Exercise materials Start Marker

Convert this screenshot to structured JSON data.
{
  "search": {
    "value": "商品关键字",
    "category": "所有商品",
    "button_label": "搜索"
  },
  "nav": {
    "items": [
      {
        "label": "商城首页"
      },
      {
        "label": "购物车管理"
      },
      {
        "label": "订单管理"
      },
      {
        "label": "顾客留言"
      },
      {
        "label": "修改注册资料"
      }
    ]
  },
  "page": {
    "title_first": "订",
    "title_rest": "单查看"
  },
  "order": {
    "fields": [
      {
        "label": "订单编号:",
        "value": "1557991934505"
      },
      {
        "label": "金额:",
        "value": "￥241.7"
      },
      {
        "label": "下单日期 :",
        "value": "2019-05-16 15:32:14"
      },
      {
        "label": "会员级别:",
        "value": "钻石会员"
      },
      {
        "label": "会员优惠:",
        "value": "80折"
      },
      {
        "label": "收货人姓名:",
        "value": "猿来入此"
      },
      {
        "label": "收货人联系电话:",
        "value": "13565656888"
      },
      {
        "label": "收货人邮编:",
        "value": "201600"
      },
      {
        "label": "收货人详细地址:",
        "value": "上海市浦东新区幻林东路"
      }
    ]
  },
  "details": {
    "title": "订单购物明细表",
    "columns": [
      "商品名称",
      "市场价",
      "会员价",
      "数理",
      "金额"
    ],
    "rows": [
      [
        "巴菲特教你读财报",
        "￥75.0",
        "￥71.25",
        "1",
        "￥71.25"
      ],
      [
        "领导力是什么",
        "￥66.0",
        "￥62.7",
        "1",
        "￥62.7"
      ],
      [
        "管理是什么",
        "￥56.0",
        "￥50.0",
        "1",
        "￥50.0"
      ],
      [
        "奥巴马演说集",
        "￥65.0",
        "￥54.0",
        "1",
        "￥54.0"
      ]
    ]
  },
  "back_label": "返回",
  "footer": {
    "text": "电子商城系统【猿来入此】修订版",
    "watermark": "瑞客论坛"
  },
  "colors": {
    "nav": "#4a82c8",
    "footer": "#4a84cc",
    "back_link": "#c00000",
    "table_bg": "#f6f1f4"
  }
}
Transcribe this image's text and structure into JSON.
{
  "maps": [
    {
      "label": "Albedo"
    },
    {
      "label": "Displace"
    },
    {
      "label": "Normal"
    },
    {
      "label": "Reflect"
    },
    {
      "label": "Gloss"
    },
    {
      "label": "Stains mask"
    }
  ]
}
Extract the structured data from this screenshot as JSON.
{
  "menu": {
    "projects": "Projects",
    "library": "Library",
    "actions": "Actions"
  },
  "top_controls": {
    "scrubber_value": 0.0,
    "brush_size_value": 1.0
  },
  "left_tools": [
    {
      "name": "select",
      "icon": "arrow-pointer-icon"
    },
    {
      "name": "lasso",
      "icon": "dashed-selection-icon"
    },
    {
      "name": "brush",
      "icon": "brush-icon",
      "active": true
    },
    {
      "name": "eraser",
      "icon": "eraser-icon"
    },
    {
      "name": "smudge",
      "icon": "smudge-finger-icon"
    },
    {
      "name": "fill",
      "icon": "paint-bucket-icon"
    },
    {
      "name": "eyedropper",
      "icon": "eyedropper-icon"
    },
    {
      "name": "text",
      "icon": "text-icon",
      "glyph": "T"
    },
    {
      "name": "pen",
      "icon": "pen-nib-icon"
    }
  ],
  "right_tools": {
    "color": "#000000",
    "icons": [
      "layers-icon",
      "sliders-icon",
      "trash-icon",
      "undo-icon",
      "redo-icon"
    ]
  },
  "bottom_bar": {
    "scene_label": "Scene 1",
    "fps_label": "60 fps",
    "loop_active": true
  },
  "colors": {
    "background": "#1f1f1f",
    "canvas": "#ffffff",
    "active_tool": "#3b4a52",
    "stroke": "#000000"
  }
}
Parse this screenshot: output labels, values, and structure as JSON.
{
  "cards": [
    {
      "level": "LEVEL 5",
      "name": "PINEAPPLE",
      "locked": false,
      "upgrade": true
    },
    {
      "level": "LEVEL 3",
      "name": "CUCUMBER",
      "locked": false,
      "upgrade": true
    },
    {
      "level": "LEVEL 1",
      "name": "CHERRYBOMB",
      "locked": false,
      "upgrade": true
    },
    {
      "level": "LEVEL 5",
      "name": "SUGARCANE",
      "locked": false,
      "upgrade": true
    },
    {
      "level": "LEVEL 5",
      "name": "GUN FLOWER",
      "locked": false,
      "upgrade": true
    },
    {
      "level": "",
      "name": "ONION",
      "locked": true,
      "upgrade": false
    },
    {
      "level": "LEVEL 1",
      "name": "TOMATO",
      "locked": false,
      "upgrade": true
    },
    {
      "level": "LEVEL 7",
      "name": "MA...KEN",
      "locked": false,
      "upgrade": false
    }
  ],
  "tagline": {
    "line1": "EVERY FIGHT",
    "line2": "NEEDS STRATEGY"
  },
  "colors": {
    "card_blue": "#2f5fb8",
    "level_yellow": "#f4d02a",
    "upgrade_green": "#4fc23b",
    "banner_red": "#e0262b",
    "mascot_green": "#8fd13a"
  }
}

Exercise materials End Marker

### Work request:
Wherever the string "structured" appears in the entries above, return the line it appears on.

### Answer to this task:
Convert this screenshot to structured JSON data.
Extract the structured data from this screenshot as JSON.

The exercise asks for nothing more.